Stonegate Center’s Kyearra Morris also spoke about the life-saving properties of Narcan. She and several other panel members and resource providers agreed with her about the need to make it universally accessible.

“At the end of the day, we all need this in our car, in our house, in our backpacks, wherever we can,” Morris said. “Because you never know when you’re going to be presented with a crisis situation where you’re going to have to use it. And right now, it’s every single day. It’s every single neighborhood. It’s every single person.”

Pottawatomie County Sheriff’s Office Deputy Nick Doe carries Narcan in his patrol unit. He shared his story with attendees about saving a young woman’s life the month before. During an overnight patrol shift, he was closer to her location than a dispatched ambulance and arrived first.

“I realized she was overdosing and administered Narcan,” Doe said. “And before EMS had arrived, she had started breathing regularly, her pulse came back; and by the time EMS arrived, she had started waking up. And they transported her to the hospital. We later found out that that Percocet she had bought off the street was cut with fentanyl.”

Drew LaBoon, Director of Admission and Marketing for Country Road Recovery, is a recovering addict and now helps others work toward sobriety. He believes Narcan provides an effective conversation starter for parents trying to talk to their children about fentanyl. It allows them to discuss its effects from the perspective of overcoming an overdose — zero judgment while providing a solution.

“We’re not going to fight this thing, we’re not going to beat this thing, and combat this thing in the judicial system. That’s a fact. We fight this thing and combat this thing in our homes and our communities every single day. … I think one of the most valuable things we can do in our homes is (tell your kids) about Narcan,” LaBoon said.

Linda Koop attended the event with her girlfriend and had no prior knowledge of fentanyl, its dangers, or its effect on communities across the United States.

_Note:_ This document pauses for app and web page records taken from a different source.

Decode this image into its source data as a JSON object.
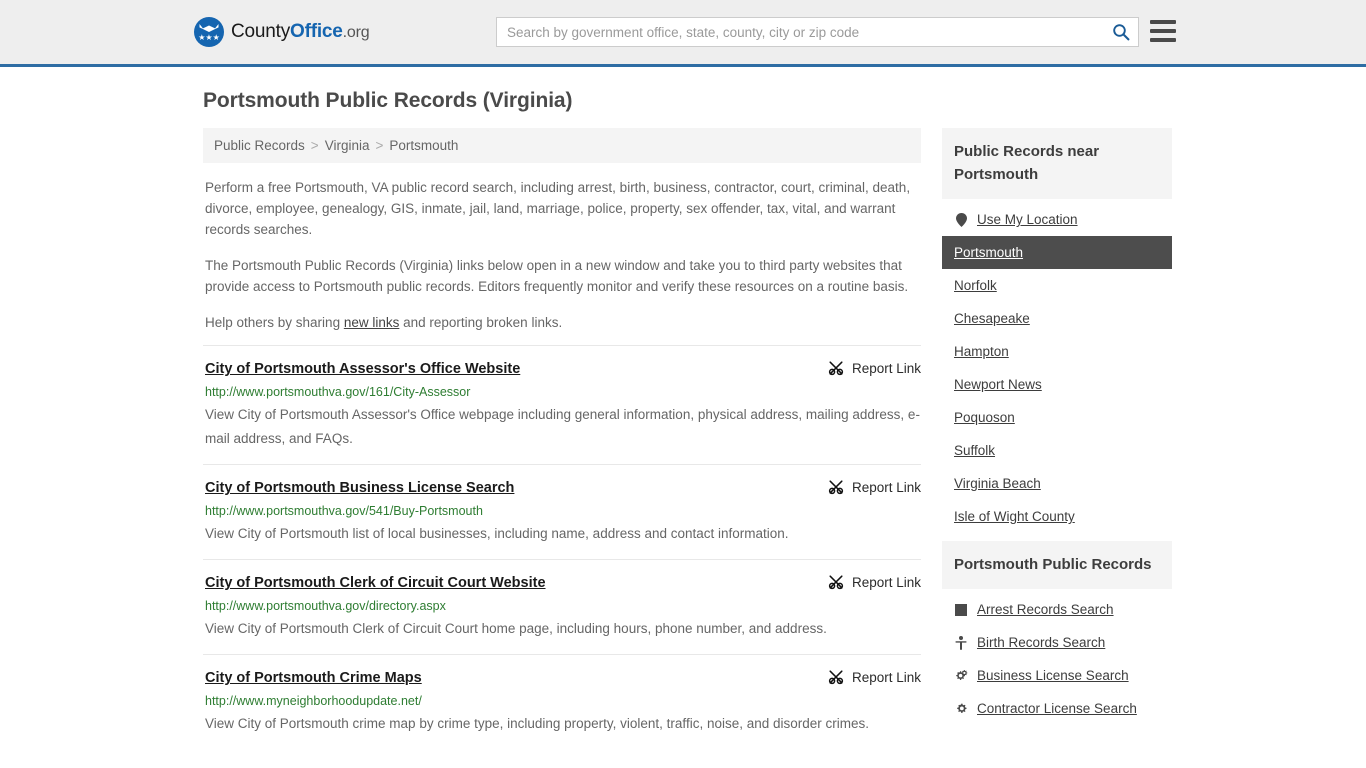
{
  "header": {
    "brand_name_1": "County",
    "brand_name_2": "Office",
    "brand_name_3": ".org",
    "logo_icon": "eagle-badge-icon",
    "logo_stars": "★★★",
    "search_placeholder": "Search by government office, state, county, city or zip code",
    "search_value": "",
    "search_icon": "search-icon",
    "menu_icon": "hamburger-menu-icon"
  },
  "page": {
    "title": "Portsmouth Public Records (Virginia)"
  },
  "breadcrumb": {
    "items": [
      {
        "label": "Public Records"
      },
      {
        "label": "Virginia"
      },
      {
        "label": "Portsmouth"
      }
    ],
    "separator": ">"
  },
  "intro": {
    "paragraph_1": "Perform a free Portsmouth, VA public record search, including arrest, birth, business, contractor, court, criminal, death, divorce, employee, genealogy, GIS, inmate, jail, land, marriage, police, property, sex offender, tax, vital, and warrant records searches.",
    "paragraph_2": "The Portsmouth Public Records (Virginia) links below open in a new window and take you to third party websites that provide access to Portsmouth public records. Editors frequently monitor and verify these resources on a routine basis.",
    "help_prefix": "Help others by sharing ",
    "help_link": "new links",
    "help_suffix": " and reporting broken links."
  },
  "report_link_label": "Report Link",
  "report_link_icon": "broken-link-icon",
  "results": [
    {
      "title": "City of Portsmouth Assessor's Office Website",
      "url": "http://www.portsmouthva.gov/161/City-Assessor",
      "description": "View City of Portsmouth Assessor's Office webpage including general information, physical address, mailing address, e-mail address, and FAQs."
    },
    {
      "title": "City of Portsmouth Business License Search",
      "url": "http://www.portsmouthva.gov/541/Buy-Portsmouth",
      "description": "View City of Portsmouth list of local businesses, including name, address and contact information."
    },
    {
      "title": "City of Portsmouth Clerk of Circuit Court Website",
      "url": "http://www.portsmouthva.gov/directory.aspx",
      "description": "View City of Portsmouth Clerk of Circuit Court home page, including hours, phone number, and address."
    },
    {
      "title": "City of Portsmouth Crime Maps",
      "url": "http://www.myneighborhoodupdate.net/",
      "description": "View City of Portsmouth crime map by crime type, including property, violent, traffic, noise, and disorder crimes."
    }
  ],
  "sidebar": {
    "nearby": {
      "heading": "Public Records near Portsmouth",
      "items": [
        {
          "label": "Use My Location",
          "icon": "map-pin-icon",
          "active": false
        },
        {
          "label": "Portsmouth",
          "icon": "",
          "active": true
        },
        {
          "label": "Norfolk",
          "icon": "",
          "active": false
        },
        {
          "label": "Chesapeake",
          "icon": "",
          "active": false
        },
        {
          "label": "Hampton",
          "icon": "",
          "active": false
        },
        {
          "label": "Newport News",
          "icon": "",
          "active": false
        },
        {
          "label": "Poquoson",
          "icon": "",
          "active": false
        },
        {
          "label": "Suffolk",
          "icon": "",
          "active": false
        },
        {
          "label": "Virginia Beach",
          "icon": "",
          "active": false
        },
        {
          "label": "Isle of Wight County",
          "icon": "",
          "active": false
        }
      ]
    },
    "records": {
      "heading": "Portsmouth Public Records",
      "items": [
        {
          "label": "Arrest Records Search",
          "icon": "square-icon"
        },
        {
          "label": "Birth Records Search",
          "icon": "person-icon"
        },
        {
          "label": "Business License Search",
          "icon": "double-gear-icon"
        },
        {
          "label": "Contractor License Search",
          "icon": "gear-icon"
        }
      ]
    }
  },
  "colors": {
    "header_bg": "#eeeeee",
    "header_border": "#2e6da4",
    "brand_blue": "#1565b0",
    "url_green": "#2e7d32",
    "active_item_bg": "#4d4d4d",
    "panel_bg": "#f4f4f4",
    "body_text": "#666666"
  }
}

After listening to the panel and watching the movie, she said she was “blown away” and “overwhelmed.”

“I came because I wanted to be educated on this because I have no clue. If you don’t have any family members involved, it’s something we need to be aware of. Now, I’m anxious to share what I’ve learned,” she said.

Morris hopes to continue leading more events like the one hosted by CPNHS in an effort to reduce overdoses through knowledge.

“We’re doing these to educate the community,” she said. “We’re doing these to provide resources before it gets to that point — before we’re attending funerals. … We’ve made a career in our profession and our passion and our calling and our purpose to do just this, and that’s to help save lives as much as we can.”

Order Narcan kits from the Oklahoma Harm Reduction Alliance at, and watch Dead on Arrival at

View the full panel discussion from the opioid overdose awareness event at Find out more about Citizen Potawatomi Nation Health Services at Visit CPN Behavioral Health at